» **What to work on**: Among the entries, find each line that includes the string "chevron" and list it.

--- Extracted information Enclosed Below ---

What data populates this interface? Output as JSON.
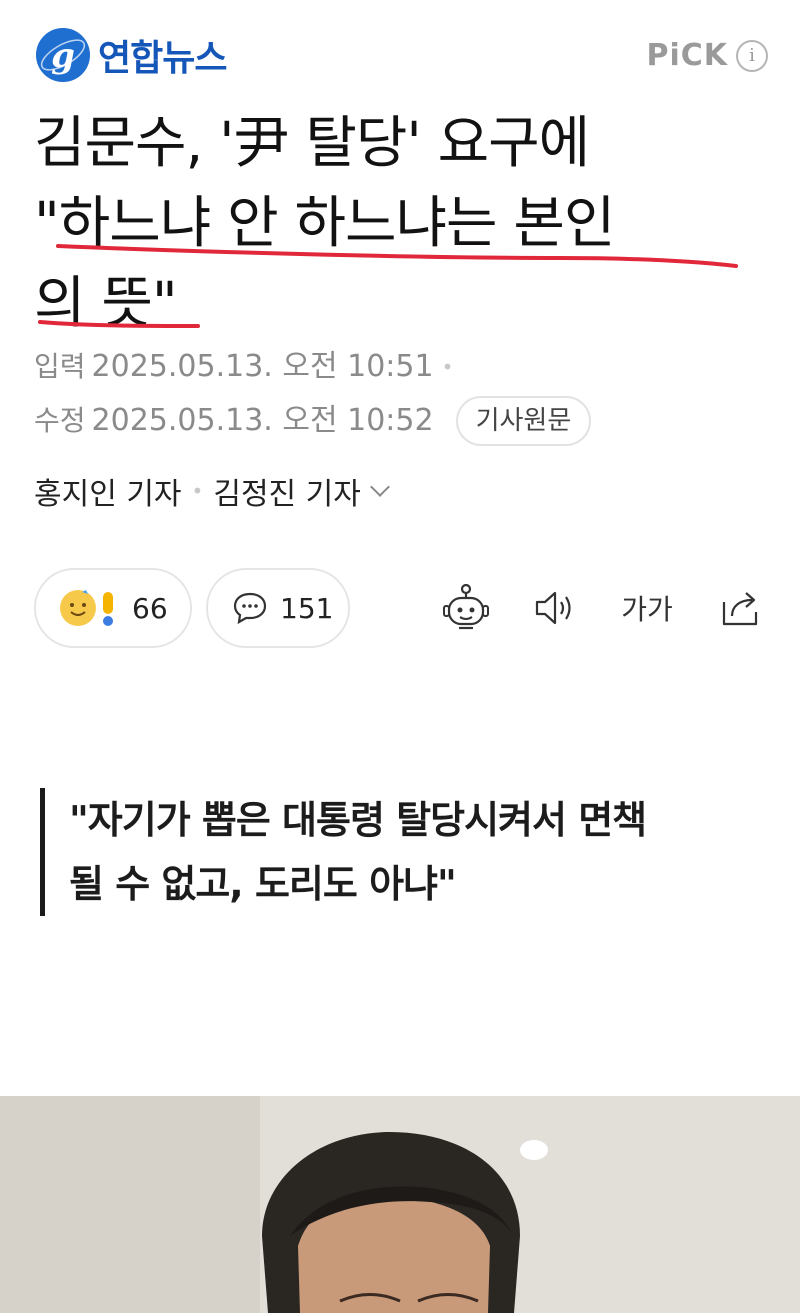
{
  "brand": {
    "name": "연합뉴스",
    "pick_label": "PiCK",
    "info_label": "i",
    "accent": "#1f6fd1"
  },
  "headline": {
    "line1": "김문수, '尹 탈당' 요구에",
    "line2": "\"하느냐 안 하느냐는 본인",
    "line3": "의 뜻\""
  },
  "meta": {
    "published_label": "입력",
    "published": "2025.05.13. 오전 10:51",
    "updated_label": "수정",
    "updated": "2025.05.13. 오전 10:52",
    "original_button": "기사원문"
  },
  "reporters": {
    "first": "홍지인 기자",
    "second": "김정진 기자"
  },
  "actions": {
    "reaction_count": "66",
    "comment_count": "151",
    "font_size_label": "가가"
  },
  "quote": {
    "line1": "\"자기가 뽑은 대통령 탈당시켜서 면책",
    "line2": "될 수 없고, 도리도 아냐\""
  }
}
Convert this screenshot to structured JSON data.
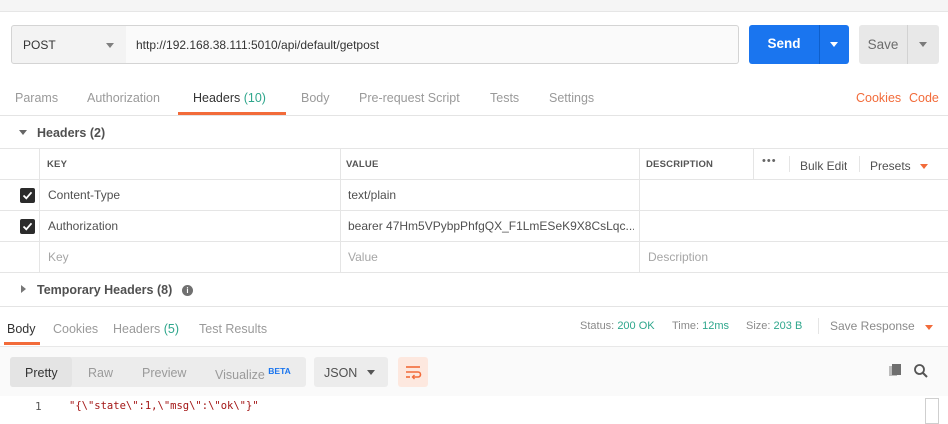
{
  "request": {
    "method": "POST",
    "url": "http://192.168.38.111:5010/api/default/getpost",
    "send_label": "Send",
    "save_label": "Save"
  },
  "tabs": [
    {
      "label": "Params",
      "count": ""
    },
    {
      "label": "Authorization",
      "count": ""
    },
    {
      "label": "Headers",
      "count": "(10)"
    },
    {
      "label": "Body",
      "count": ""
    },
    {
      "label": "Pre-request Script",
      "count": ""
    },
    {
      "label": "Tests",
      "count": ""
    },
    {
      "label": "Settings",
      "count": ""
    }
  ],
  "active_tab": "Headers",
  "tab_links": {
    "cookies": "Cookies",
    "code": "Code"
  },
  "headers_section": {
    "title": "Headers",
    "count": "(2)",
    "columns": {
      "key": "KEY",
      "value": "VALUE",
      "description": "DESCRIPTION"
    },
    "bulk_edit": "Bulk Edit",
    "presets": "Presets",
    "more": "•••",
    "rows": [
      {
        "checked": true,
        "key": "Content-Type",
        "value": "text/plain",
        "description": ""
      },
      {
        "checked": true,
        "key": "Authorization",
        "value": "bearer 47Hm5VPybpPhfgQX_F1LmESeK9X8CsLqc...",
        "description": ""
      }
    ],
    "placeholder": {
      "key": "Key",
      "value": "Value",
      "description": "Description"
    }
  },
  "temporary_headers": {
    "title": "Temporary Headers",
    "count": "(8)",
    "info_icon": "info-icon"
  },
  "response": {
    "tabs": [
      {
        "label": "Body",
        "count": ""
      },
      {
        "label": "Cookies",
        "count": ""
      },
      {
        "label": "Headers",
        "count": "(5)"
      },
      {
        "label": "Test Results",
        "count": ""
      }
    ],
    "status_label": "Status:",
    "status_value": "200 OK",
    "time_label": "Time:",
    "time_value": "12ms",
    "size_label": "Size:",
    "size_value": "203 B",
    "save_response": "Save Response",
    "view_modes": [
      "Pretty",
      "Raw",
      "Preview",
      "Visualize"
    ],
    "beta": "BETA",
    "active_view": "Pretty",
    "format": "JSON",
    "line_number": "1",
    "body_line": "\"{\\\"state\\\":1,\\\"msg\\\":\\\"ok\\\"}\""
  },
  "colors": {
    "accent": "#f26b3a",
    "send": "#1a75ef",
    "status_ok": "#2ea68c"
  }
}
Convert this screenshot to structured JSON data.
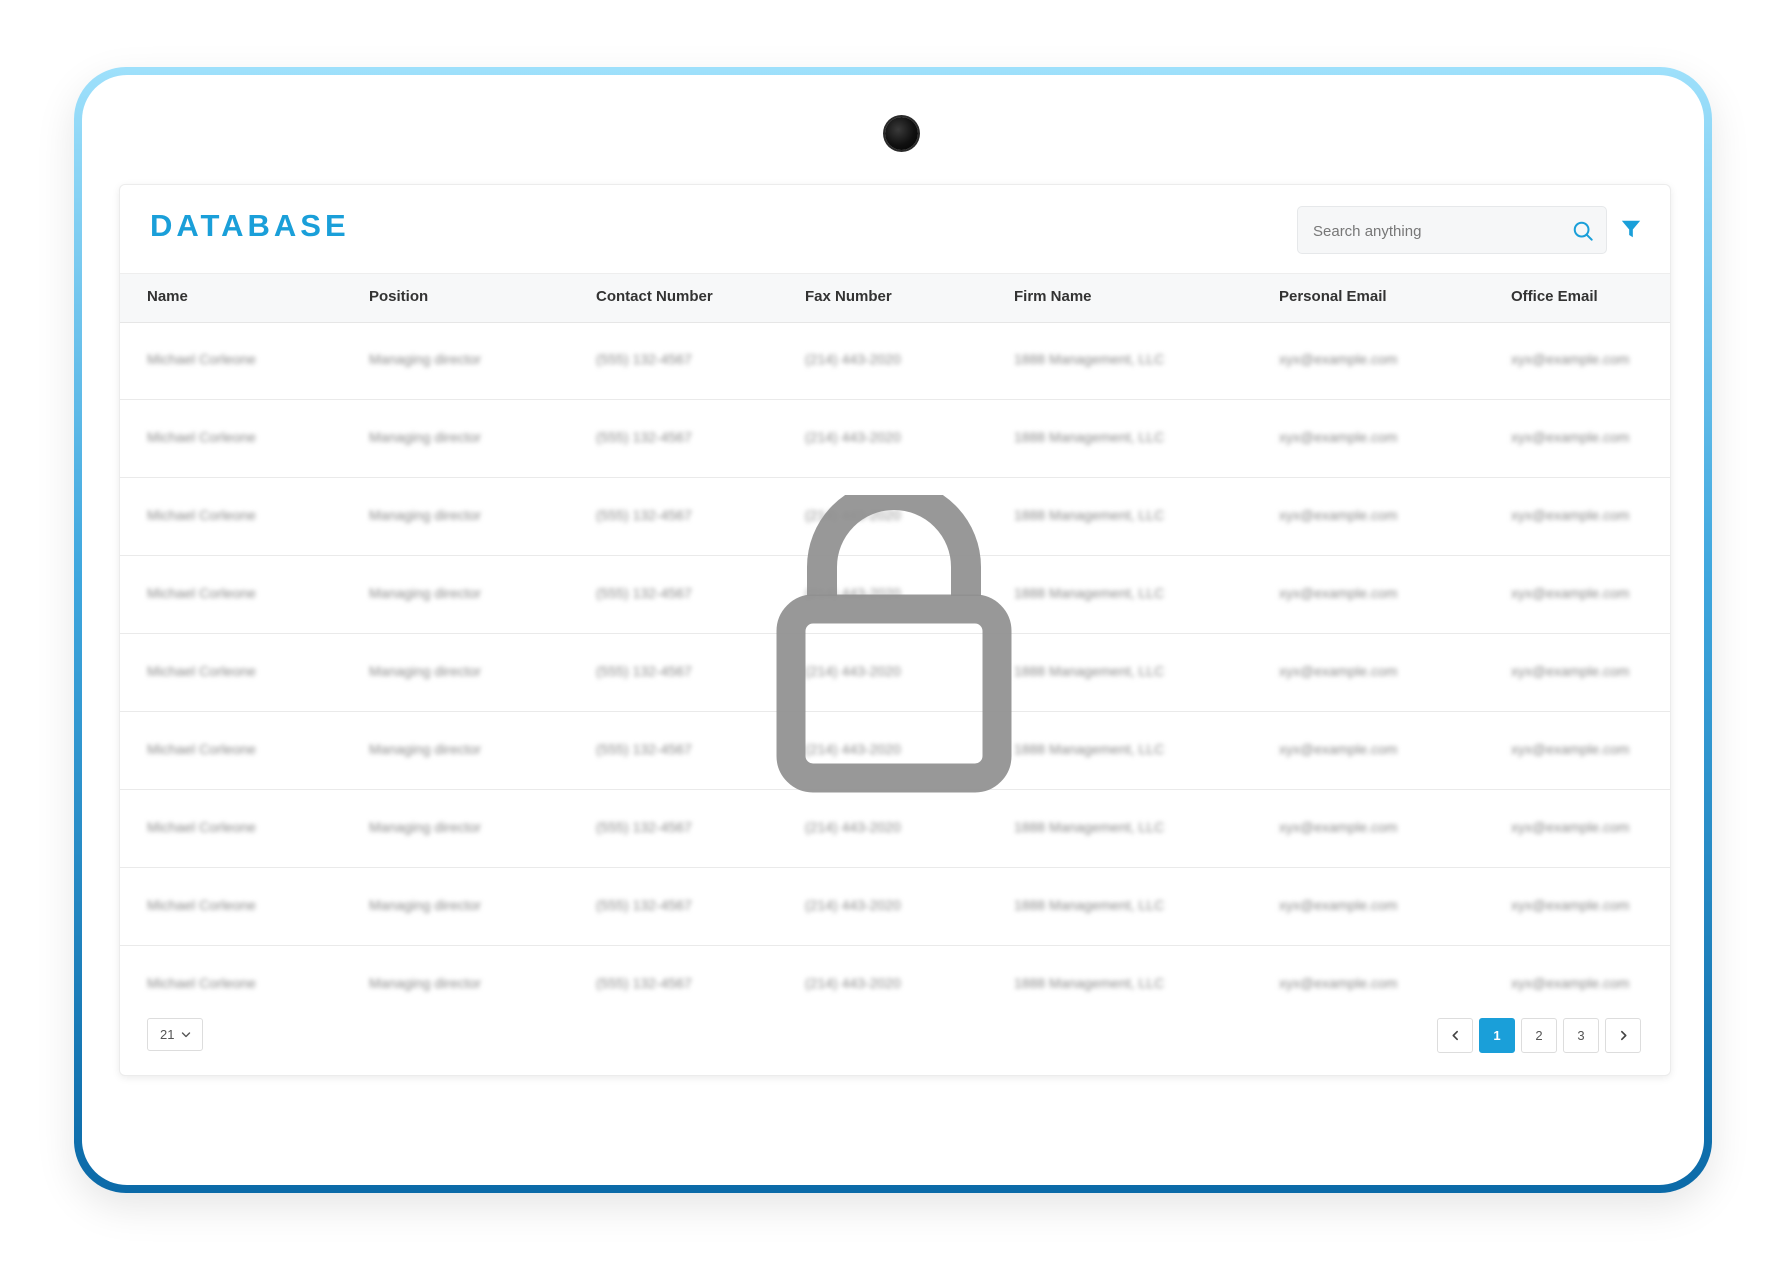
{
  "brand": {
    "logo_text": "DATABASE",
    "accent_color": "#1a9fd9"
  },
  "search": {
    "placeholder": "Search anything",
    "value": ""
  },
  "icons": {
    "search": "search-icon",
    "filter": "filter-icon",
    "lock": "lock-icon",
    "prev": "chevron-left-icon",
    "next": "chevron-right-icon",
    "dropdown": "chevron-down-icon"
  },
  "table": {
    "columns": [
      "Name",
      "Position",
      "Contact Number",
      "Fax Number",
      "Firm Name",
      "Personal Email",
      "Office Email"
    ],
    "rows": [
      [
        "Michael Corleone",
        "Managing director",
        "(555) 132-4567",
        "(214) 443-2020",
        "1888 Management, LLC",
        "xyx@example.com",
        "xyx@example.com"
      ],
      [
        "Michael Corleone",
        "Managing director",
        "(555) 132-4567",
        "(214) 443-2020",
        "1888 Management, LLC",
        "xyx@example.com",
        "xyx@example.com"
      ],
      [
        "Michael Corleone",
        "Managing director",
        "(555) 132-4567",
        "(214) 443-2020",
        "1888 Management, LLC",
        "xyx@example.com",
        "xyx@example.com"
      ],
      [
        "Michael Corleone",
        "Managing director",
        "(555) 132-4567",
        "(214) 443-2020",
        "1888 Management, LLC",
        "xyx@example.com",
        "xyx@example.com"
      ],
      [
        "Michael Corleone",
        "Managing director",
        "(555) 132-4567",
        "(214) 443-2020",
        "1888 Management, LLC",
        "xyx@example.com",
        "xyx@example.com"
      ],
      [
        "Michael Corleone",
        "Managing director",
        "(555) 132-4567",
        "(214) 443-2020",
        "1888 Management, LLC",
        "xyx@example.com",
        "xyx@example.com"
      ],
      [
        "Michael Corleone",
        "Managing director",
        "(555) 132-4567",
        "(214) 443-2020",
        "1888 Management, LLC",
        "xyx@example.com",
        "xyx@example.com"
      ],
      [
        "Michael Corleone",
        "Managing director",
        "(555) 132-4567",
        "(214) 443-2020",
        "1888 Management, LLC",
        "xyx@example.com",
        "xyx@example.com"
      ],
      [
        "Michael Corleone",
        "Managing director",
        "(555) 132-4567",
        "(214) 443-2020",
        "1888 Management, LLC",
        "xyx@example.com",
        "xyx@example.com"
      ]
    ]
  },
  "pagination": {
    "page_size": "21",
    "pages": [
      "1",
      "2",
      "3"
    ],
    "current_page": "1"
  }
}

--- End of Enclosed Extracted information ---

» **Output for this exercise**:
    "prev": "chevron-left-icon",
    "next": "chevron-right-icon",
    "dropdown": "chevron-down-icon"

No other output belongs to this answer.